Look through the data and write out every line with the word "JSON" in it.

[Excerpts from an interface dataset]
-- Opening Marker --
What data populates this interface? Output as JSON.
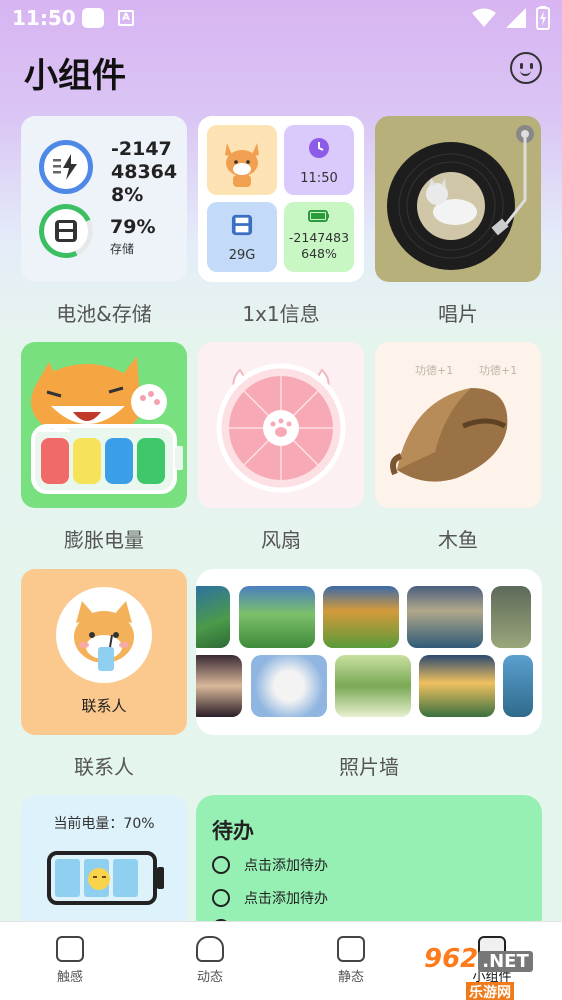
{
  "status": {
    "time": "11:50"
  },
  "header": {
    "title": "小组件"
  },
  "widgets": {
    "battery_storage": {
      "battery_value": "-2147483648%",
      "storage_pct": "79%",
      "storage_label": "存储",
      "label": "电池&存储"
    },
    "info": {
      "time": "11:50",
      "storage": "29G",
      "battery": "-2147483648%",
      "label": "1x1信息"
    },
    "record": {
      "label": "唱片"
    },
    "swell_battery": {
      "label": "膨胀电量"
    },
    "fan": {
      "label": "风扇"
    },
    "wooden_fish": {
      "label": "木鱼",
      "merit1": "功德+1",
      "merit2": "功德+1"
    },
    "contact": {
      "name": "联系人",
      "label": "联系人"
    },
    "photo_wall": {
      "label": "照片墙"
    },
    "current_battery": {
      "text": "当前电量：70%",
      "level": 0.7
    },
    "todo": {
      "title": "待办",
      "items": [
        "点击添加待办",
        "点击添加待办"
      ]
    }
  },
  "nav": {
    "items": [
      "触感",
      "动态",
      "静态",
      "小组件"
    ]
  },
  "watermark": {
    "main": "962",
    "net": ".NET",
    "sub": "乐游网"
  },
  "colors": {
    "accent": "#96f0b4",
    "battery_ring": "#4f89e8",
    "storage_ring": "#3cbf62"
  }
}
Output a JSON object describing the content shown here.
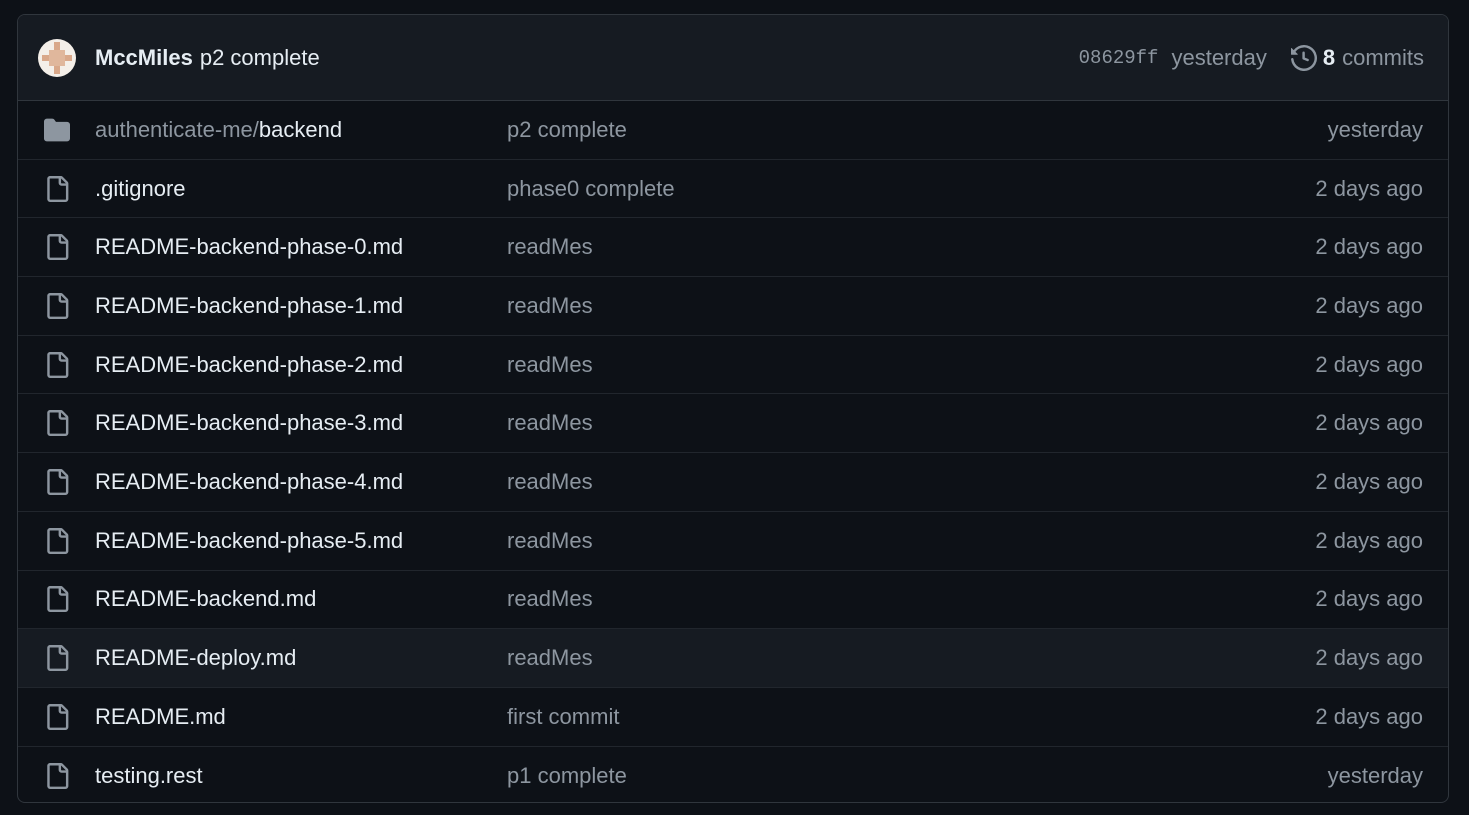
{
  "latest_commit": {
    "author": "MccMiles",
    "message": "p2 complete",
    "sha": "08629ff",
    "time": "yesterday",
    "commit_count": "8",
    "commit_label": "commits"
  },
  "files": [
    {
      "type": "folder",
      "prefix": "authenticate-me/",
      "name": "backend",
      "message": "p2 complete",
      "age": "yesterday"
    },
    {
      "type": "file",
      "name": ".gitignore",
      "message": "phase0 complete",
      "age": "2 days ago"
    },
    {
      "type": "file",
      "name": "README-backend-phase-0.md",
      "message": "readMes",
      "age": "2 days ago"
    },
    {
      "type": "file",
      "name": "README-backend-phase-1.md",
      "message": "readMes",
      "age": "2 days ago"
    },
    {
      "type": "file",
      "name": "README-backend-phase-2.md",
      "message": "readMes",
      "age": "2 days ago"
    },
    {
      "type": "file",
      "name": "README-backend-phase-3.md",
      "message": "readMes",
      "age": "2 days ago"
    },
    {
      "type": "file",
      "name": "README-backend-phase-4.md",
      "message": "readMes",
      "age": "2 days ago"
    },
    {
      "type": "file",
      "name": "README-backend-phase-5.md",
      "message": "readMes",
      "age": "2 days ago"
    },
    {
      "type": "file",
      "name": "README-backend.md",
      "message": "readMes",
      "age": "2 days ago"
    },
    {
      "type": "file",
      "name": "README-deploy.md",
      "message": "readMes",
      "age": "2 days ago"
    },
    {
      "type": "file",
      "name": "README.md",
      "message": "first commit",
      "age": "2 days ago"
    },
    {
      "type": "file",
      "name": "testing.rest",
      "message": "p1 complete",
      "age": "yesterday"
    }
  ],
  "colors": {
    "background": "#0d1117",
    "header_background": "#161b22",
    "border": "#30363d",
    "text_primary": "#e6edf3",
    "text_muted": "#8d96a0"
  }
}
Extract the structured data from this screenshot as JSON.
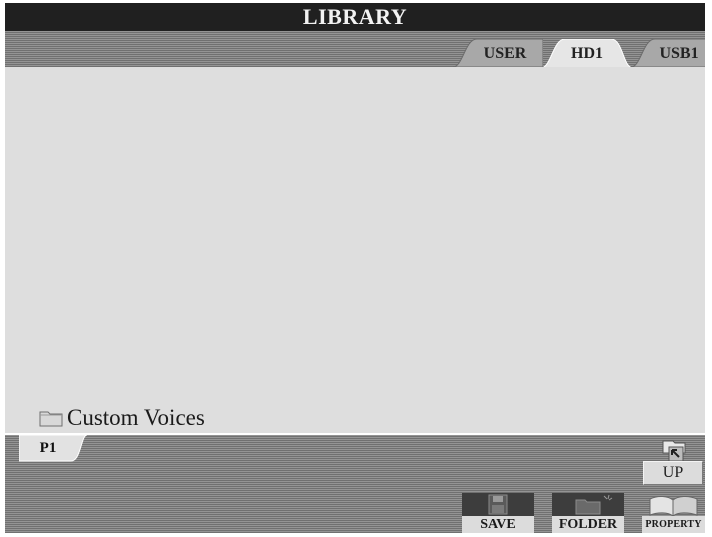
{
  "window": {
    "title": "LIBRARY"
  },
  "tabs": [
    {
      "label": "USER",
      "active": false
    },
    {
      "label": "HD1",
      "active": true
    },
    {
      "label": "USB1",
      "active": false
    }
  ],
  "files": [
    {
      "name": "Custom Voices",
      "type": "folder",
      "icon": "folder-icon"
    }
  ],
  "pagination": {
    "current_page": "P1"
  },
  "buttons": {
    "up": {
      "label": "UP",
      "icon": "folder-up-icon"
    },
    "save": {
      "label": "SAVE",
      "icon": "floppy-disk-icon"
    },
    "folder": {
      "label": "FOLDER",
      "icon": "new-folder-icon"
    },
    "property": {
      "label": "PROPERTY",
      "icon": "open-book-icon"
    }
  },
  "colors": {
    "title_bar": "#202020",
    "title_text": "#f2f2f2",
    "file_area": "#dedede",
    "tab_active": "#e6e6e6",
    "tab_inactive": "#a8a8a8",
    "button_face": "#dcdcdc",
    "button_icon_bg": "#3d3d3d"
  }
}
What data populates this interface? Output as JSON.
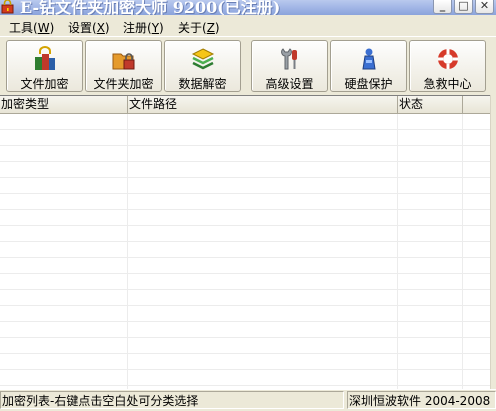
{
  "window": {
    "title": "E-钻文件夹加密大师 9200(已注册)"
  },
  "menu": [
    {
      "label": "工具(",
      "accel": "W",
      "close": ")"
    },
    {
      "label": "设置(",
      "accel": "X",
      "close": ")"
    },
    {
      "label": "注册(",
      "accel": "Y",
      "close": ")"
    },
    {
      "label": "关于(",
      "accel": "Z",
      "close": ")"
    }
  ],
  "toolbar": {
    "buttons": [
      {
        "label": "文件加密",
        "icon": "file-encrypt-icon"
      },
      {
        "label": "文件夹加密",
        "icon": "folder-lock-icon"
      },
      {
        "label": "数据解密",
        "icon": "data-decrypt-icon"
      },
      {
        "label": "高级设置",
        "icon": "wrench-settings-icon"
      },
      {
        "label": "硬盘保护",
        "icon": "disk-protect-icon"
      },
      {
        "label": "急救中心",
        "icon": "lifebuoy-icon"
      }
    ]
  },
  "list": {
    "columns": [
      "加密类型",
      "文件路径",
      "状态"
    ],
    "rows": []
  },
  "status": {
    "hint": "加密列表-右键点击空白处可分类选择",
    "copyright": "深圳恒波软件 2004-2008"
  },
  "colors": {
    "face": "#ece9d8",
    "title": "#9db2e4"
  }
}
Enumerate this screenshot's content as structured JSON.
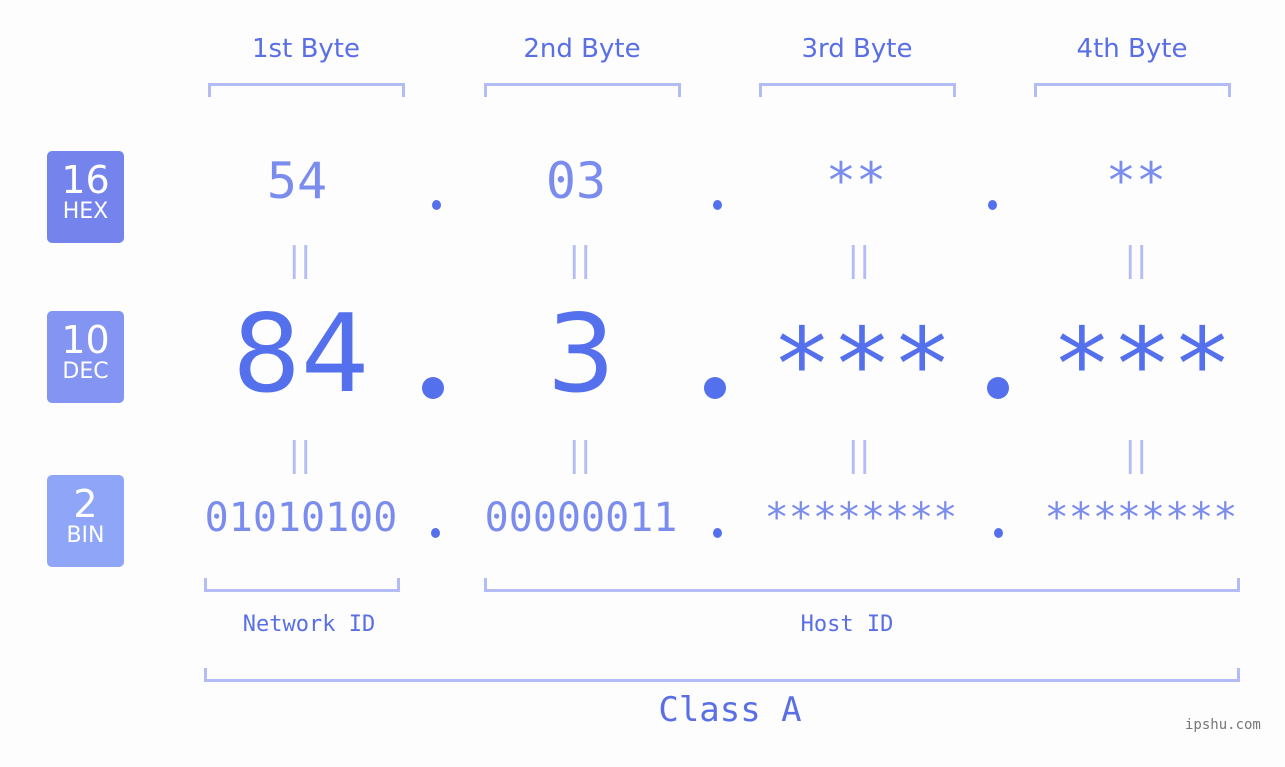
{
  "byte_headers": [
    "1st Byte",
    "2nd Byte",
    "3rd Byte",
    "4th Byte"
  ],
  "rows": {
    "hex": {
      "base": "16",
      "name": "HEX",
      "color": "#7584ec",
      "values": [
        "54",
        "03",
        "**",
        "**"
      ]
    },
    "dec": {
      "base": "10",
      "name": "DEC",
      "color": "#8394f2",
      "values": [
        "84",
        "3",
        "***",
        "***"
      ]
    },
    "bin": {
      "base": "2",
      "name": "BIN",
      "color": "#8fa5f8",
      "values": [
        "01010100",
        "00000011",
        "********",
        "********"
      ]
    }
  },
  "equals_sign": "||",
  "segments": {
    "network_label": "Network ID",
    "host_label": "Host ID"
  },
  "class_label": "Class A",
  "watermark": "ipshu.com",
  "colors": {
    "accent": "#5570ec",
    "light_accent": "#7b8cef",
    "bracket": "#b3bcf5",
    "background": "#fcfdfc"
  }
}
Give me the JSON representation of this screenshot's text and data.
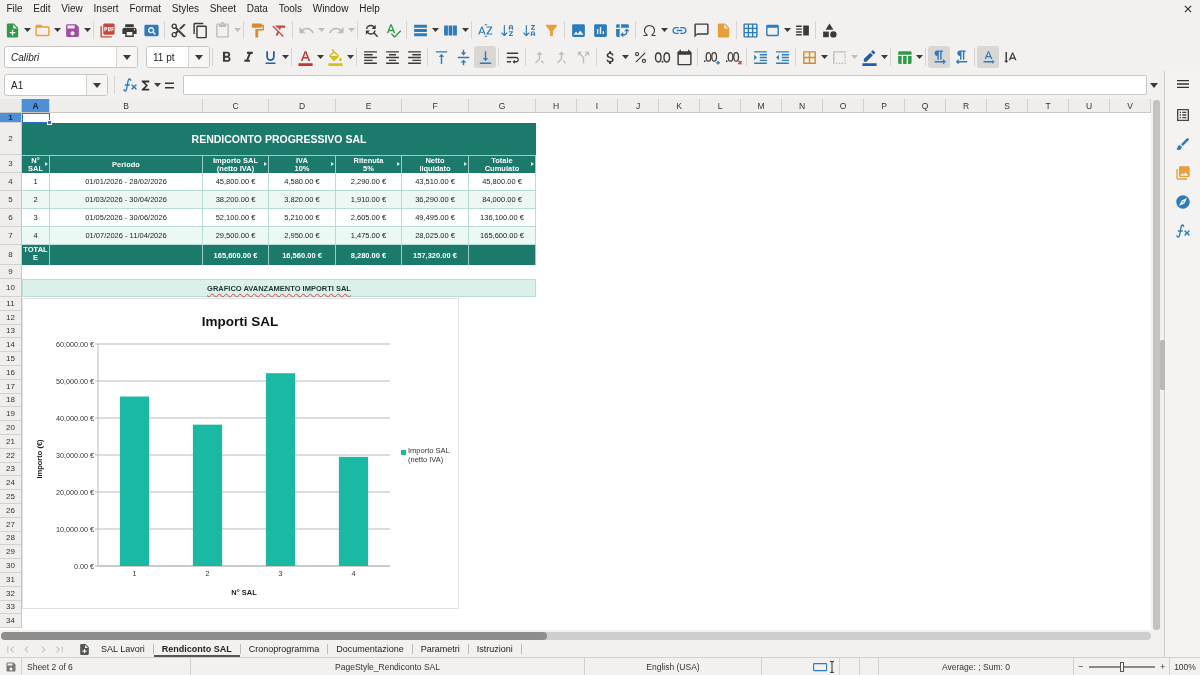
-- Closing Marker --
> _Exercise solution_
What data populates this interface? Output as JSON.
Output a JSON object describing the content shown here.
Extract the structured data from this screenshot as JSON.
What data populates this interface? Output as JSON.
Enumerate this screenshot's content as structured JSON.
Give me the JSON representation of this screenshot's text and data.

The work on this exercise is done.